Multiple users, locations, or sales channels
Most companies are selling products in different ways; a storefront, online, or by phone. Pulling all of this sales data into one cohesive place is a significant challenge using spreadsheets. Having multiple locations or warehouses increases the likelihood of errors further. There are online versions of Excel, but many still like to work and save spreadsheets locally on their PC. This means taking turns with a spreadsheet and sharing it back and forth. Trying to keep production, sales, and accounting on the same page that work in different places using an Excel workbook that is constantly being passed around and pieced together makes it difficult to promise sales and delivery times to customers. Managing inventory in Excel means remembering to track all transactions that may affect current levels manually. If anything is overlooked or not entered in a timely fashion, the stock won't be accurate. When errors do happen, it typically means increased costs or harmful delays. With an inventory management system, you can integrate with a POS system or eCommerce store and automatically track transfers between warehouse locations.

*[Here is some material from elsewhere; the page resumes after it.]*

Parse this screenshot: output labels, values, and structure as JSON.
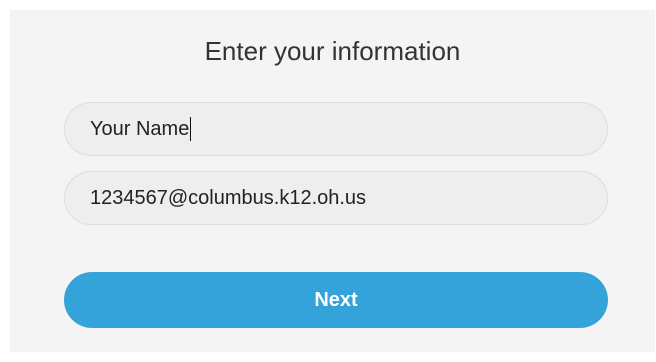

If you're in the cycle of spreadsheets, there are better and more efficient methods, which begin with understanding the benefits an ERP system can deliver. If you're feeling like your spreadsheet is balancing on a house of cards, and one large order or new customer could make it all tumble down, start considering your options. Empower Business Solutions has successfully helped many small and medium-sized businesses throughout its 30+ year history of implementing ERP software solutions. Contacting our team for a short, informal call can help determine whether your business is ready for a change.